My Dad passed away in May 1971. For the Christmas holidays that year (which ran for 7 weeks) I was sent packing off to the hamlet of Sitiawan in the state of Perak. My uncle Mark lived there and sending me away provided my mother a much needed break to recover from the traumatic events of the year.
This was hardly my first trip there (and far from my last.) I knew the place well. The town itself was built on the junction of two roads. One could walk around the entire town in 10 minutes. It was also 7 miles away from the resort seaside town of Lumut (now a Naval base) which in turn was a 30 cent ferry ride from my favorite island, Pangkor. The gentle, pace of life was so different from the “big” city that I grew and lived in. Don’t get me wrong, I love the city but only in a place like Lumut could I witness a malay boy slap the lapping sea water to summon a wild dolphin which he would swim and play with every evening.
Uncle Mark (my Dad’s cousin… in the pic above at his 25th wedding anniversary) was like a second father to me. He was a man of respect in town… sort of an Andy Griffith in a Malaysian Mayberry. Rights of passage I would have missed with my Dad’s demise were supplemented by time spent with uncle Mark in Sitiawan. Some of these included: my first inebriating taste of “toddy” at the tender age of 13, digging for cockles in the mud of the Sitiawan river, “kopi ganja”, a coffee blend that included marijuana served at a local coffee shop (or so I was told), line fishing for squid and prawns, picking sour mangos off a tree and eating them with salt, seeing my first dead person who had committed suicide by hanging himself in front of the local movie theater and of course trips to Pangkor.
The journey there was an adventure in itself. My favorite route was taking a train to Michelle Yeoh’s hometown of Ipoh. From there it would be a bus or cab ride to Sitiawan where you hopped on to another (local) bus to Lumut. From there one would get on to a ferry across to the fishing village on Pangkor. Half the village was built on stilts over the water and teeming with all sorts of fish trading activity. You can see some of the village in this pic of me on my last visit there in 1981. Then you either walked or took one of the 2 cabs to the beach on the other side of the island.
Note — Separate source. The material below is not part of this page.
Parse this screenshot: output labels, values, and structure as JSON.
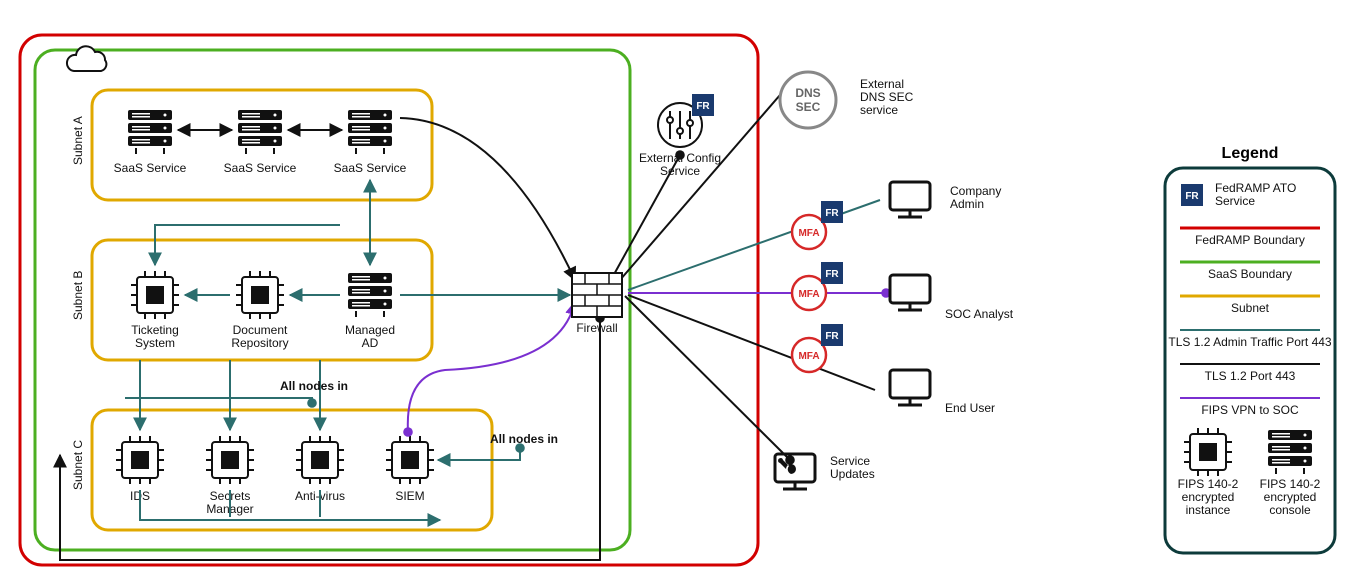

Earlier visits were mostly family affairs often including my cousin, Anna, (pictured on the left) who was like a sister to me as I was growing up. We usually stayed at the government “rest house” and frolicked by and in the warm, salty sea for most of the day. Often the fishing boats came to shore and we would buy fresh catch for dinner. On one of these trips I learned a hard lesson in the local belief in “animism”. I was warned time and time again not to “kenching” (pee) by a tree lest the “datuk” (spirit) of the tree should become upset with me. I of course disregarded these warnings and that night my little boy penis painfully swelled into an ugly mushroom. My dad brought over a “pawang” (the local shaman) who while laughing at me performed a ritual and gave me an ointment of vinegar and tumeric to be applied 3 times a day to my tender nether region. I also had to go “apologize” to the tree spirit. So, there was no swimming for me the next 2 days which was torture for an 8 year old vacationing by the sea.
It was on another trip there where I last ran into my cousin, Lelly. We were both 9 or 10 years old at the time. Mind you, we have not seen each other in over 36 years. She now lives in Brighton, England and we only reconnected a short time ago through the internet. She claims that her last memory of me was of me swimming out and driving off the roof of this fishing boat. Now, through our blogs we have been getting reacquainted… and I have since discovered such a cool person who I’m proud to call my Cuz!
When I was old enough to travel on my own (I started at 12), trips to Pangkor became my escape to sanity. There was always a stop in Sitiawan to visit with Uncle Mark… then off for R&R on the island. I would usually stay at the “hotel” which was a collection of attap huts that were rented out for $1.50 a night. These rustic huts usually slept 2-3 comfortably and were frequented by backpacking Aussie student tourists. Here is a pic of my friend, Aziz in one of those huts. Nights included swims and sitting around the fire on the beach trading stories, food and joints. Kien and I also made several trips to Pangkor together… once with a troop of Girl Guides. We’ve shared lots of adventures there that we still smile fondly at.
I hear the place has developed quite a bit since I was last there. It’s no longer “relatively untouched” and is now a much sought after resort area. I guess time and development marches on. For me, Pangkor and Sitiawan will always be the places I went to regain my sanity in the gentler days of my youth.
And so ends another edition of Picture Daze. Check out the sidebar for other editions.